(What is expected)
From the records below, return every line containing the word "VLOOKUP".

[Saved entries]
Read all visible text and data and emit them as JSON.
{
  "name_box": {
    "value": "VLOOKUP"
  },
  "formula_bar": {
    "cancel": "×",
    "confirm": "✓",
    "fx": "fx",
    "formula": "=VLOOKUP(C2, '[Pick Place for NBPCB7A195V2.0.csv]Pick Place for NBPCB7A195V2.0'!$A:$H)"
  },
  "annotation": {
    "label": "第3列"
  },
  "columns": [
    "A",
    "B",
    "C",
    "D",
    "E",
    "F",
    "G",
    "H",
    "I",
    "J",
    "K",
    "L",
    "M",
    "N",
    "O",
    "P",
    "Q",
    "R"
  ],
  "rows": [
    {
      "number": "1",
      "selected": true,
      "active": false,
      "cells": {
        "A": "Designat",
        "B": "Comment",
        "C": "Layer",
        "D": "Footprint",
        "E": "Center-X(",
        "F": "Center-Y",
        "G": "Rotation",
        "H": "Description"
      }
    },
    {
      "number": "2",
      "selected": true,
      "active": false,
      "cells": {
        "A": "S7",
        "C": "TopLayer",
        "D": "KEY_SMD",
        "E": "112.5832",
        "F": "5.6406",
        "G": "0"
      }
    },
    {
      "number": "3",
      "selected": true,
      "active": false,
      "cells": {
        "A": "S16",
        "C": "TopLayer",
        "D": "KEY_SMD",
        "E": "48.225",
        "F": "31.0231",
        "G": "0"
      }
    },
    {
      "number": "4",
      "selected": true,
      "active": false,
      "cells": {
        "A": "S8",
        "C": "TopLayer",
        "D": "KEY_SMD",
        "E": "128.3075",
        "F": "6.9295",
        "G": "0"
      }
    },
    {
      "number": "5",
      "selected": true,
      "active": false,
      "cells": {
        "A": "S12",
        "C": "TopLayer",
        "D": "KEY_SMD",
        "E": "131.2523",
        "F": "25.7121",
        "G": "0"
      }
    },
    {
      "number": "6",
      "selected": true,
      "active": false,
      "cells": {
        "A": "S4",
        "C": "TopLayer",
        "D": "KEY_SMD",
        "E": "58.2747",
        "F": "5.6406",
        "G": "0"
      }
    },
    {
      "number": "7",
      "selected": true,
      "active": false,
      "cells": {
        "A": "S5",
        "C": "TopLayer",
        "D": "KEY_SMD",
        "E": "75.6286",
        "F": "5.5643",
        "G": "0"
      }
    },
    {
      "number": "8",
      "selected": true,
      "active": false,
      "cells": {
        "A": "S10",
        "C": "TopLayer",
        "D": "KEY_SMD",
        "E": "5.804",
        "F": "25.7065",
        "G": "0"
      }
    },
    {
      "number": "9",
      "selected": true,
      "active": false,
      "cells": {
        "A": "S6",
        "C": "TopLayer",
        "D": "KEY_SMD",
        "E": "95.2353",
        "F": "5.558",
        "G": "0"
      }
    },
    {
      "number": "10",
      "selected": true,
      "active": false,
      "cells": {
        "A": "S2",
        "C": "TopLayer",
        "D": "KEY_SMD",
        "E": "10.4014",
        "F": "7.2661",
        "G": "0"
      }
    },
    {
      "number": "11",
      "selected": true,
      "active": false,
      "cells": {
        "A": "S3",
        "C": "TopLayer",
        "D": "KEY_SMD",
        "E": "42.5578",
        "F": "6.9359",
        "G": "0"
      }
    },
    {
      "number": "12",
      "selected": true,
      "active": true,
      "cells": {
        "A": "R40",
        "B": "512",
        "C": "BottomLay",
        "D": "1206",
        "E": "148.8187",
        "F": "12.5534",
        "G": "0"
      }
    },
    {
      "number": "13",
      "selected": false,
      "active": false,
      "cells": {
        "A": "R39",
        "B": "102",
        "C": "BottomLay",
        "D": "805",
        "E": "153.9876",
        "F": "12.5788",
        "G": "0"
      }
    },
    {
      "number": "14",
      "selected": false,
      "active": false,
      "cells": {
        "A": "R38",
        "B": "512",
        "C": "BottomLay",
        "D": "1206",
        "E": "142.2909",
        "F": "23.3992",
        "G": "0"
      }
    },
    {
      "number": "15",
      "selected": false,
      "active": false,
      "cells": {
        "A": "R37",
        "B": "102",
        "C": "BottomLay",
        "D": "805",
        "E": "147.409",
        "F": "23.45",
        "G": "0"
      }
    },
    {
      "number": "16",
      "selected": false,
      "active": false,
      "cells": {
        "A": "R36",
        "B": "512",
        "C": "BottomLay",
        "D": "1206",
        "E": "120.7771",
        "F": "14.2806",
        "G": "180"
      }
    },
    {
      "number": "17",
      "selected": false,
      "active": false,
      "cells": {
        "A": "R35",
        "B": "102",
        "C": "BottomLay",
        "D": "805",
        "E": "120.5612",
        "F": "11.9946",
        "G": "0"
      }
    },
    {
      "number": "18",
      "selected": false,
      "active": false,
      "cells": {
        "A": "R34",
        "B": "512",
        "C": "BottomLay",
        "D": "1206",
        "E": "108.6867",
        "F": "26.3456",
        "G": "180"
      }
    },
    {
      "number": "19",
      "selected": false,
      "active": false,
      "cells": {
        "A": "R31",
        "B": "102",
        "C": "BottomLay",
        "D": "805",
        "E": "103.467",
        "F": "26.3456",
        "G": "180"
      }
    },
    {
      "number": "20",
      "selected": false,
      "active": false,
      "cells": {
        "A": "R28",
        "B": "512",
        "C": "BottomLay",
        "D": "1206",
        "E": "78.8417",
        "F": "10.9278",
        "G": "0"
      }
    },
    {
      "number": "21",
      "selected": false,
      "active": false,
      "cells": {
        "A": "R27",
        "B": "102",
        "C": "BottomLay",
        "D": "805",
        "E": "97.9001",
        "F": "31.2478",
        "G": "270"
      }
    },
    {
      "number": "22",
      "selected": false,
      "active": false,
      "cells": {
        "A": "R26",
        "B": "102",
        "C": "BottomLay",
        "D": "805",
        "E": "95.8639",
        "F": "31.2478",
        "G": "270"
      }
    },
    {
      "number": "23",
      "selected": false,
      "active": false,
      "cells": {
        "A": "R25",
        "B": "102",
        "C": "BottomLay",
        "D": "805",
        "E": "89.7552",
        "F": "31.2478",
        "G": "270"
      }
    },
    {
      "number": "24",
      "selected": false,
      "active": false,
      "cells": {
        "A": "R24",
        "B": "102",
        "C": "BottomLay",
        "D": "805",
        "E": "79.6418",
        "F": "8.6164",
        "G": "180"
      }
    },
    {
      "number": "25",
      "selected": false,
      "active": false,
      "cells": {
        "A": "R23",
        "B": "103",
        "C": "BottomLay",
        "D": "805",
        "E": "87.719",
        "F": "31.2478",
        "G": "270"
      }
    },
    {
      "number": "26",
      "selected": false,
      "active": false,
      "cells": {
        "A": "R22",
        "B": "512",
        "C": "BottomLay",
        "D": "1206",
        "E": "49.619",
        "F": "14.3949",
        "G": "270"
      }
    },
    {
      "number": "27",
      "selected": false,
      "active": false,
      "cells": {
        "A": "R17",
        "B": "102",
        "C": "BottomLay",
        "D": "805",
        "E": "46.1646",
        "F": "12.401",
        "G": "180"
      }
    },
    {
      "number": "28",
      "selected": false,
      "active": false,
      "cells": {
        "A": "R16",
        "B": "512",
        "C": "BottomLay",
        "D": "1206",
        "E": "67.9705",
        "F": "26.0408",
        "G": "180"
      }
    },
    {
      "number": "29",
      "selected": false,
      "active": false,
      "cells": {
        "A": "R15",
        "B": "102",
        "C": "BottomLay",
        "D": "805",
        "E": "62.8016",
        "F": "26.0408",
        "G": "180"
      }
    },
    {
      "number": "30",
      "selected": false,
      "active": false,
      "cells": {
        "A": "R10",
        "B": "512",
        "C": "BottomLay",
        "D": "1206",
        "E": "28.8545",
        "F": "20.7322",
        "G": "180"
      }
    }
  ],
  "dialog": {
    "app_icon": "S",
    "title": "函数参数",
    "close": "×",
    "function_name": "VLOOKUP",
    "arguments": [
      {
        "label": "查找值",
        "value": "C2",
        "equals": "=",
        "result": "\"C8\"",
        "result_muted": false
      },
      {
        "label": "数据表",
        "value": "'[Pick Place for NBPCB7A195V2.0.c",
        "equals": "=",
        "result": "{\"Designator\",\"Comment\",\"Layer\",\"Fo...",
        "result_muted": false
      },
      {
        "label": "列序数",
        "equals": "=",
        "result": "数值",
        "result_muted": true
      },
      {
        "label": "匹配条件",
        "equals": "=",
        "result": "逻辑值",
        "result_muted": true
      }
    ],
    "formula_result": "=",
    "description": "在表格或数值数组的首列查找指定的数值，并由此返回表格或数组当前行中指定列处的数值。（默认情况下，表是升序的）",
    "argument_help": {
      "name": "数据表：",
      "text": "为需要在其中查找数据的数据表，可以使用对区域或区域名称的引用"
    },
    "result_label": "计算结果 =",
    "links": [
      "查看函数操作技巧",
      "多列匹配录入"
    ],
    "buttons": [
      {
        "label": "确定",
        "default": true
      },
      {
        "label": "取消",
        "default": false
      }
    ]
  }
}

(Expected output)
    "value": "VLOOKUP"
    "formula": "=VLOOKUP(C2, '[Pick Place for NBPCB7A195V2.0.csv]Pick Place for NBPCB7A195V2.0'!$A:$H)"
    "function_name": "VLOOKUP",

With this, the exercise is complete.